▸ PROBLEM: Take every line from the records below that includes the word "content".

▸ DATA FOR THIS TASK:
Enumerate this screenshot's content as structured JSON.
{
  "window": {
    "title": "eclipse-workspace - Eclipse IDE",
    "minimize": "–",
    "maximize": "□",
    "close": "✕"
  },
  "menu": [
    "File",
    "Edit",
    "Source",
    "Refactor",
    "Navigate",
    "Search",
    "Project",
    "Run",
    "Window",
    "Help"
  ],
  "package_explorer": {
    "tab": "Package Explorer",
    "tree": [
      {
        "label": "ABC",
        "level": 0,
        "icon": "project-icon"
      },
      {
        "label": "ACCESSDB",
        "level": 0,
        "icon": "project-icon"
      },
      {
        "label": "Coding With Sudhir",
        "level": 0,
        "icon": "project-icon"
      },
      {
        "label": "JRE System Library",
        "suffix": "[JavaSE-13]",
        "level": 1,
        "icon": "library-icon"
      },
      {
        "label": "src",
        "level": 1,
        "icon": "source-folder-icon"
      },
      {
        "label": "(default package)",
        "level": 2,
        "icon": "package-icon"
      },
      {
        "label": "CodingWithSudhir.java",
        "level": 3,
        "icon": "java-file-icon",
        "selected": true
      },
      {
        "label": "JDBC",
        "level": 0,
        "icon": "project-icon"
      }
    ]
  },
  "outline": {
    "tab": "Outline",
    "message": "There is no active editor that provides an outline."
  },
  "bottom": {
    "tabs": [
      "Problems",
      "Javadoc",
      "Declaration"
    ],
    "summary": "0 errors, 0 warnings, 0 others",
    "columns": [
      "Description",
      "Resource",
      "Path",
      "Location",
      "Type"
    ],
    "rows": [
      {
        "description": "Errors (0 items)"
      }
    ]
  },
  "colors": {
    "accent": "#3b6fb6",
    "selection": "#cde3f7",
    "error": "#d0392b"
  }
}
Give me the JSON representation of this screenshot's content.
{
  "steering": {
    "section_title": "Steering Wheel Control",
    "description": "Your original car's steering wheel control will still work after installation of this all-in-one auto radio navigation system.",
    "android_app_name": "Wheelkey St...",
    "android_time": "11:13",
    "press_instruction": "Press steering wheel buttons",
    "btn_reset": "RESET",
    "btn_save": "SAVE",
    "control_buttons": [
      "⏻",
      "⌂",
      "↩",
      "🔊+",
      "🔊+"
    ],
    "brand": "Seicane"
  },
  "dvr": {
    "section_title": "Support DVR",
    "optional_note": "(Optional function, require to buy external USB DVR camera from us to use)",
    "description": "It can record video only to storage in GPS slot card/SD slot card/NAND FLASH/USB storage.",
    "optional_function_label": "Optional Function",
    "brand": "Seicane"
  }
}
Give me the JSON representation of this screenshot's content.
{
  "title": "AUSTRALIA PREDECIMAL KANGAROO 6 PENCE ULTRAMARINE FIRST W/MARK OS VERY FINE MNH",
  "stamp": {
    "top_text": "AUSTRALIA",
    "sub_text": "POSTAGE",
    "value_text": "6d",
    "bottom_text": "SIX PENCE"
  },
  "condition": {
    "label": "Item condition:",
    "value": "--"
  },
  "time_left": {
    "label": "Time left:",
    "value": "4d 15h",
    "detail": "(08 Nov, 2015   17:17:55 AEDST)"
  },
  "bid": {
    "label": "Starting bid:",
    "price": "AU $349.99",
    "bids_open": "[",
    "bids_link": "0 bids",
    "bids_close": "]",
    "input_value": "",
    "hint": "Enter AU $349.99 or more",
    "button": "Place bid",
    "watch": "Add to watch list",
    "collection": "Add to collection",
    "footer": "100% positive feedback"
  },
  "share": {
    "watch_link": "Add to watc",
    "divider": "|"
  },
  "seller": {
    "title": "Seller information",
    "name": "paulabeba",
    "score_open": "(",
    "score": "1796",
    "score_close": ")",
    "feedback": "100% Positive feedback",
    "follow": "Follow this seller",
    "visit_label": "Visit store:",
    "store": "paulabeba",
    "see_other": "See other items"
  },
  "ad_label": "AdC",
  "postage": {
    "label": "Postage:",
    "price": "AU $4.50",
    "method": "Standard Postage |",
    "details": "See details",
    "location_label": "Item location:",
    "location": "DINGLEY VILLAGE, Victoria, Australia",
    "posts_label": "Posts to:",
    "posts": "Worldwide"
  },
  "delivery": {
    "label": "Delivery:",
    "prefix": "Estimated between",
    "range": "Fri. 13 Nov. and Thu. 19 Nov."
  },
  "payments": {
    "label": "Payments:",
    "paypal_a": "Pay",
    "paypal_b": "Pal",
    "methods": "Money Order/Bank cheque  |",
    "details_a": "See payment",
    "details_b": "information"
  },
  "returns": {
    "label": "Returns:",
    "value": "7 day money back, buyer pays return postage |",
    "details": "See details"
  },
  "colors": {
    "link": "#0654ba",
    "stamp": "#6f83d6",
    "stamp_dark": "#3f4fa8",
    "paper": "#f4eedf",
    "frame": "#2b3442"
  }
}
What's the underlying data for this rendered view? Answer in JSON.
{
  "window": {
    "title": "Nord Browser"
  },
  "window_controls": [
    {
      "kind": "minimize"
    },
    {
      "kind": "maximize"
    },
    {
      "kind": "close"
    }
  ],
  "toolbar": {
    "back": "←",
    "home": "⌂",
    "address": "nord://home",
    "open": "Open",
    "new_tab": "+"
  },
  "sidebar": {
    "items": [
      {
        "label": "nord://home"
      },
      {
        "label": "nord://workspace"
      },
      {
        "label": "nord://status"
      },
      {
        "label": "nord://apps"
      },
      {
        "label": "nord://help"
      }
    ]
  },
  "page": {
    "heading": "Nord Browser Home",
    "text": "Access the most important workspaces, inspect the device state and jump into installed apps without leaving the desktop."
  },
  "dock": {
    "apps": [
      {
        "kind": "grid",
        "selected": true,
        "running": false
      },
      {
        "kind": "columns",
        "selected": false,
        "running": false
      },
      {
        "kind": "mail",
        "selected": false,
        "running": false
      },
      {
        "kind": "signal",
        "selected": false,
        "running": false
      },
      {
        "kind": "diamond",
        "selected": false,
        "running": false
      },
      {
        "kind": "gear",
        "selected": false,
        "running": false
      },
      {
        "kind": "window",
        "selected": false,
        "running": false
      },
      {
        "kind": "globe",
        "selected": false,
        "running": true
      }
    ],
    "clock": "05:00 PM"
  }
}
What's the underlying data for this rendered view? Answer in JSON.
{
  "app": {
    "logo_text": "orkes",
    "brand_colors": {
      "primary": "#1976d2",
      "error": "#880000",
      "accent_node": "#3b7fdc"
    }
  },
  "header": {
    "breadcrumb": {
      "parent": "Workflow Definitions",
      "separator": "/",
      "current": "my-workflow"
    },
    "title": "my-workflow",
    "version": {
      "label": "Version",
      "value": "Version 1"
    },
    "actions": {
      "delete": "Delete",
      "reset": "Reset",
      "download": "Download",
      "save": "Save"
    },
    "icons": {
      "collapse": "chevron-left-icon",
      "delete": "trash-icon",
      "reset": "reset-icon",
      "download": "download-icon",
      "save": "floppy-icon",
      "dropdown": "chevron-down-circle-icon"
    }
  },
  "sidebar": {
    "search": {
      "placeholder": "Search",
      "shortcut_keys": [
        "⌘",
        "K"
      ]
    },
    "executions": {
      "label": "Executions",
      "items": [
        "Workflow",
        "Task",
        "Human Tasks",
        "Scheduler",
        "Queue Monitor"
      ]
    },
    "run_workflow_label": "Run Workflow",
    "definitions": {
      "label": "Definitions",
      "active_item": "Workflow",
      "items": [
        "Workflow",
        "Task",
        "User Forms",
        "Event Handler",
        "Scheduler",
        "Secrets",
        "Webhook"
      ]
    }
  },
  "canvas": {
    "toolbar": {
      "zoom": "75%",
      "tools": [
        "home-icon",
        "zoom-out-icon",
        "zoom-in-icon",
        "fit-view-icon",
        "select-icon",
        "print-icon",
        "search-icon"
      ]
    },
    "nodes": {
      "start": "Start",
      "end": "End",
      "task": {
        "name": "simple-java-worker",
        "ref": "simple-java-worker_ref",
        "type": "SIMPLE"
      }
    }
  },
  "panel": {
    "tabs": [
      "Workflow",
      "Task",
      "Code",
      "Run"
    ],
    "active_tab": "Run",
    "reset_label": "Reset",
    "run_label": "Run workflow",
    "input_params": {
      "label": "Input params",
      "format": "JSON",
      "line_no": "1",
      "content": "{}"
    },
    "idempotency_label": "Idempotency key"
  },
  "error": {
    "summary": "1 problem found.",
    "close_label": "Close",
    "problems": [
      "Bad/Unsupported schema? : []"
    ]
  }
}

▸ ANSWER BELOW:
Enumerate this screenshot's content as structured JSON.
Give me the JSON representation of this screenshot's content.
Give me the JSON representation of this screenshot's content.
      "content": "{}"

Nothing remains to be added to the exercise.